(Records for this task Opens)

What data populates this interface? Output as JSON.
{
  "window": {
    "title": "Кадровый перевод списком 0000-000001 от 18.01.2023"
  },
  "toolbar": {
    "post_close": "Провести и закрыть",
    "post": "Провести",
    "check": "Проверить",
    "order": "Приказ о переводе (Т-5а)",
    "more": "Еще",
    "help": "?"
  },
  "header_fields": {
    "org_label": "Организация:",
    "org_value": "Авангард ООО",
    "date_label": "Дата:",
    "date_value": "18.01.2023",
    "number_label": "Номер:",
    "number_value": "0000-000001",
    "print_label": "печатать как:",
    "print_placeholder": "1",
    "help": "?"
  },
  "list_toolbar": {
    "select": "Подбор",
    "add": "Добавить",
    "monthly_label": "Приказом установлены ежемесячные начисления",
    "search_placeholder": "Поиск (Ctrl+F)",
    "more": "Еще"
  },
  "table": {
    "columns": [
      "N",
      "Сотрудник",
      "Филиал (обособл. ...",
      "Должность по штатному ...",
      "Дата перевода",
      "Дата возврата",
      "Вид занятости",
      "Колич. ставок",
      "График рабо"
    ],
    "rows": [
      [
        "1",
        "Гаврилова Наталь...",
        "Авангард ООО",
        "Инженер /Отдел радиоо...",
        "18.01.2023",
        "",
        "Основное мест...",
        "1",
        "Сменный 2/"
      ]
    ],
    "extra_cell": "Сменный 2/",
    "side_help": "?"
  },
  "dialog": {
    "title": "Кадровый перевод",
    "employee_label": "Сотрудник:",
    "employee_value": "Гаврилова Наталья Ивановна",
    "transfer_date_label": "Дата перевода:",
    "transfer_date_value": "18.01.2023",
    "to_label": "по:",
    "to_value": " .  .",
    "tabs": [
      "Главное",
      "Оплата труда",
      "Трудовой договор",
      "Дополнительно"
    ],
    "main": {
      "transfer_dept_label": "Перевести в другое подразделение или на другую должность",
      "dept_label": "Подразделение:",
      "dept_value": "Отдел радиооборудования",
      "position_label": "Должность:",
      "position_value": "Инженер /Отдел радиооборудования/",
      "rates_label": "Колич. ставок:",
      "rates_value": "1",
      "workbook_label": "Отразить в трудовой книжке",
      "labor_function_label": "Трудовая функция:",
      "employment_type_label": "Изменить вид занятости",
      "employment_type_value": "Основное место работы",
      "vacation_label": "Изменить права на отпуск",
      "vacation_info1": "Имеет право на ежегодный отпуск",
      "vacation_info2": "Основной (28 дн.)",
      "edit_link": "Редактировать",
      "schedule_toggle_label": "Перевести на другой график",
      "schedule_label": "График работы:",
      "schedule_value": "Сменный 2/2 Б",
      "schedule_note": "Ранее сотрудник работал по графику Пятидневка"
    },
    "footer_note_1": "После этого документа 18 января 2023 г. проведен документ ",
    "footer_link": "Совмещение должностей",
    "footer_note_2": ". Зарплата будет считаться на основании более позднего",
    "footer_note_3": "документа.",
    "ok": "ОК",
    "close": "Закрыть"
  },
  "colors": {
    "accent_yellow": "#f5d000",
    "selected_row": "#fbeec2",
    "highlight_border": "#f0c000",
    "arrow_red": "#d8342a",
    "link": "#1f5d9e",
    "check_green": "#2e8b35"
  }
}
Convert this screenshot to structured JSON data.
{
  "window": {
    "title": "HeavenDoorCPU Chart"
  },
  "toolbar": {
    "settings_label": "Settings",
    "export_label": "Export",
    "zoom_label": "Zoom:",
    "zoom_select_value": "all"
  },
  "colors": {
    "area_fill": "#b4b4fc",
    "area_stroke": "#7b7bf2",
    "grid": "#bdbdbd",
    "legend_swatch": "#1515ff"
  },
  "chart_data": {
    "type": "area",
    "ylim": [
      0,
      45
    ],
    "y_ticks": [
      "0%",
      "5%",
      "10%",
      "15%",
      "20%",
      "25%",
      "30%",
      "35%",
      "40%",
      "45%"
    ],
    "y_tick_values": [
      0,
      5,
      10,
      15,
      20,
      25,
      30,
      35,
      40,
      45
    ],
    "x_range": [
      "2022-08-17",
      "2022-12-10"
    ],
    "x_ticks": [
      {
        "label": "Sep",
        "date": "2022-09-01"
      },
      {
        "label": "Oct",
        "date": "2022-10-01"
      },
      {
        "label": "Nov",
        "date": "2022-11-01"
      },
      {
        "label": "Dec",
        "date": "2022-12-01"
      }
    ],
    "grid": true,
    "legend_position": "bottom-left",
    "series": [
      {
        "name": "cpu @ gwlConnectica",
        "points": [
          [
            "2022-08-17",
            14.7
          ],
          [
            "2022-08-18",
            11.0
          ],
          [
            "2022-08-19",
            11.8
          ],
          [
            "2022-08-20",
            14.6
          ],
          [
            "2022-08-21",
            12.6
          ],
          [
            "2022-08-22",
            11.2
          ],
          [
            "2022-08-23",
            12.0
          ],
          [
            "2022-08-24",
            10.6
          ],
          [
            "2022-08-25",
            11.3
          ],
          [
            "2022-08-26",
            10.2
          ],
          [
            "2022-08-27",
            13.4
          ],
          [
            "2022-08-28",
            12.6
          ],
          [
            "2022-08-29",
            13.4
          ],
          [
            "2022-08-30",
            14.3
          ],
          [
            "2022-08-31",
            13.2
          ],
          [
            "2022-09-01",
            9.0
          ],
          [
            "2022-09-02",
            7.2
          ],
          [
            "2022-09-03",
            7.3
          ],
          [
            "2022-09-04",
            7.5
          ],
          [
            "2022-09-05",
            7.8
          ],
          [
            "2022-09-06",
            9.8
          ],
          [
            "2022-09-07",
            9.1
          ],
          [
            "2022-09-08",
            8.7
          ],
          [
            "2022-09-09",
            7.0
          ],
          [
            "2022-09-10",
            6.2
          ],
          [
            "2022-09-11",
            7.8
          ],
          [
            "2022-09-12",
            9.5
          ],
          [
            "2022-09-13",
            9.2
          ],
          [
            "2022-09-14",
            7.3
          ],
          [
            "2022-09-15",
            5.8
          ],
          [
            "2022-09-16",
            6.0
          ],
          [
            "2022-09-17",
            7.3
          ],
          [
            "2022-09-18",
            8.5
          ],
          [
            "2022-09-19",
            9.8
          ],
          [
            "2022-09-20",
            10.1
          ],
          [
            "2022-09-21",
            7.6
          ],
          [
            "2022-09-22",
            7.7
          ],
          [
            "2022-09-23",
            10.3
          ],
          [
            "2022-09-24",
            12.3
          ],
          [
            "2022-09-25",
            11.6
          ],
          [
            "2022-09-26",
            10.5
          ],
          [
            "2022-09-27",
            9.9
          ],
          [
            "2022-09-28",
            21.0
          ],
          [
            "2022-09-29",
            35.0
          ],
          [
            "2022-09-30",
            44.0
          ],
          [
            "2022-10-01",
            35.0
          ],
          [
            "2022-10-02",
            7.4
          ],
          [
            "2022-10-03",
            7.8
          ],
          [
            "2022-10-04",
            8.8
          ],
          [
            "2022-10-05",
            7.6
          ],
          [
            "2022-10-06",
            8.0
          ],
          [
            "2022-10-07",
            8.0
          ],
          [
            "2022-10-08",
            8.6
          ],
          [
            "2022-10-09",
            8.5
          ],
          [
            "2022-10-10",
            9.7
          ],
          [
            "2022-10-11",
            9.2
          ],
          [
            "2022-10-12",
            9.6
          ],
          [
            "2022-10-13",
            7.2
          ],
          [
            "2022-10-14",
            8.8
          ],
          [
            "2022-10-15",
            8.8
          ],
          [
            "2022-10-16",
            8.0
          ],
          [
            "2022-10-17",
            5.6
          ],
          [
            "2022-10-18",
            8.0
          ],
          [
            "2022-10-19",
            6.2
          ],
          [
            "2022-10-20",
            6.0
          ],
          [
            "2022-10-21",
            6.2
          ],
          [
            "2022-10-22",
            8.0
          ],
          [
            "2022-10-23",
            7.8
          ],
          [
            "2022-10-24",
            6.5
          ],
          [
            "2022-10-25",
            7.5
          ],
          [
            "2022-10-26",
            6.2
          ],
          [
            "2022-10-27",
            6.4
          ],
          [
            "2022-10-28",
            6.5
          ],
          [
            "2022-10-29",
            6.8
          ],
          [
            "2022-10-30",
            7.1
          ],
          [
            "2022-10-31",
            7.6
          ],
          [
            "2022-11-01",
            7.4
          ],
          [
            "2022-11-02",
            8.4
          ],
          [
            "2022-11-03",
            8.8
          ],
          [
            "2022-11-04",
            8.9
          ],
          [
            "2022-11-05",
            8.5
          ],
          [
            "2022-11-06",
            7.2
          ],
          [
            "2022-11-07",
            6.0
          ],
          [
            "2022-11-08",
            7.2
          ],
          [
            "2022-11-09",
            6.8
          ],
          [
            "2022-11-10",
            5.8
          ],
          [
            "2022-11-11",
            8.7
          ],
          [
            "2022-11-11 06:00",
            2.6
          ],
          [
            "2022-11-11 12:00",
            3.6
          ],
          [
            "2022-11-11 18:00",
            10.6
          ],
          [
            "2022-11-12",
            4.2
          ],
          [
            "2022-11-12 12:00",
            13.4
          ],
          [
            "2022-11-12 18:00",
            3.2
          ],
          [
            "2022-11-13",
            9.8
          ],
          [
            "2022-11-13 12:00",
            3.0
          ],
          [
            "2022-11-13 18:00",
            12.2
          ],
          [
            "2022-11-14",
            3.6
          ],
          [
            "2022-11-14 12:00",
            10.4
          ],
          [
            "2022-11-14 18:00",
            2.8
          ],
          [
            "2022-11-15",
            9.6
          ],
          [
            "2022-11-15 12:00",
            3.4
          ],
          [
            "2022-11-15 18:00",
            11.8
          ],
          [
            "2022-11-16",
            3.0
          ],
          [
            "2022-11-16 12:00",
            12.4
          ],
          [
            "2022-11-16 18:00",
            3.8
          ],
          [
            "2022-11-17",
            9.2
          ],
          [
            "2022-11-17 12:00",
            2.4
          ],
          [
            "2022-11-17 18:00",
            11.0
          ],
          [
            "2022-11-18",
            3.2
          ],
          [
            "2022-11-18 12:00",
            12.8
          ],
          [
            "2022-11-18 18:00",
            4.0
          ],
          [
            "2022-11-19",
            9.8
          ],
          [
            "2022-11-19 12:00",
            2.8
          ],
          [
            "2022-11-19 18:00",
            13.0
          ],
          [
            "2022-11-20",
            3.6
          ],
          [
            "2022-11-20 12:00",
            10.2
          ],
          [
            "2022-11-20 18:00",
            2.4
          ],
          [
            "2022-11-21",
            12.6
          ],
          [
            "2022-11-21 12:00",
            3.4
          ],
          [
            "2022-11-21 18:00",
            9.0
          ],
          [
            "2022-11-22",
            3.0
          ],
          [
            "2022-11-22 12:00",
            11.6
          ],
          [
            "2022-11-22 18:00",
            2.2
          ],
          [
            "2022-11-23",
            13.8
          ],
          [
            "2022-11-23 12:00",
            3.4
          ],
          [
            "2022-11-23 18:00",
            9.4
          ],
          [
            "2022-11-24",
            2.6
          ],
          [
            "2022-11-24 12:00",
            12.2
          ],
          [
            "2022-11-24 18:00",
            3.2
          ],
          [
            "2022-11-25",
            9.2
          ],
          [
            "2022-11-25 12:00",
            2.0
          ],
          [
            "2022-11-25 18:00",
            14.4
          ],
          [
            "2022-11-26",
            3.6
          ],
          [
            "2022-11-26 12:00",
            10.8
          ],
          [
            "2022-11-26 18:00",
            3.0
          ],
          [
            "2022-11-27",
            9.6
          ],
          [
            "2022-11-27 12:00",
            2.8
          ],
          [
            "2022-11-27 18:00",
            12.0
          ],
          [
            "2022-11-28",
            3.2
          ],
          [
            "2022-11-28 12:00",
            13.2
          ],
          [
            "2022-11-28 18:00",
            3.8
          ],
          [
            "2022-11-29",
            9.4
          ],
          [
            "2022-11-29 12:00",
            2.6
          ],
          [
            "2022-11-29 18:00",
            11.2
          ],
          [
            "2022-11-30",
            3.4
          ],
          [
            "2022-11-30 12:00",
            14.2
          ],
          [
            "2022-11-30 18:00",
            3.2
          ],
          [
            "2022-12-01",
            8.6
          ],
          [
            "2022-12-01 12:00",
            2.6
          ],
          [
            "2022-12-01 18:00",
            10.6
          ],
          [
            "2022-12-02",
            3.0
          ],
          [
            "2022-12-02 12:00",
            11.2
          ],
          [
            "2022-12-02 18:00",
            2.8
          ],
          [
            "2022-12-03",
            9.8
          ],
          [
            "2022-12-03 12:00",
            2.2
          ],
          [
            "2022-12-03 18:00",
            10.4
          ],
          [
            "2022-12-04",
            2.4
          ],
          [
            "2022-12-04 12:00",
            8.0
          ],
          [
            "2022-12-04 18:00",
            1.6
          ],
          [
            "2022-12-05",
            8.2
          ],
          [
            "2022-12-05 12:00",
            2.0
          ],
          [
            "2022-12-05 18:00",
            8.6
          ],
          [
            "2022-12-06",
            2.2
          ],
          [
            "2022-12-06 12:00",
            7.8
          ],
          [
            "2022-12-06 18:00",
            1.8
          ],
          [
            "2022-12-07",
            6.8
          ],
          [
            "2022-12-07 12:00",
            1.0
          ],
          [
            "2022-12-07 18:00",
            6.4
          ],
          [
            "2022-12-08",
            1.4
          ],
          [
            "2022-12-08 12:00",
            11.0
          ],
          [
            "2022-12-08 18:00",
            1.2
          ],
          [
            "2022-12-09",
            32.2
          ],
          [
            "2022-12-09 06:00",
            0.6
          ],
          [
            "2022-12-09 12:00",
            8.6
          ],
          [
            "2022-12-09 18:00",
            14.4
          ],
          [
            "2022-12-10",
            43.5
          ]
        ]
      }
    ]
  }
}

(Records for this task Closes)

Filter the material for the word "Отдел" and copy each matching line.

▶ **Reply**
        "Инженер /Отдел радиоо...",
      "dept_value": "Отдел радиооборудования",
      "position_value": "Инженер /Отдел радиооборудования/",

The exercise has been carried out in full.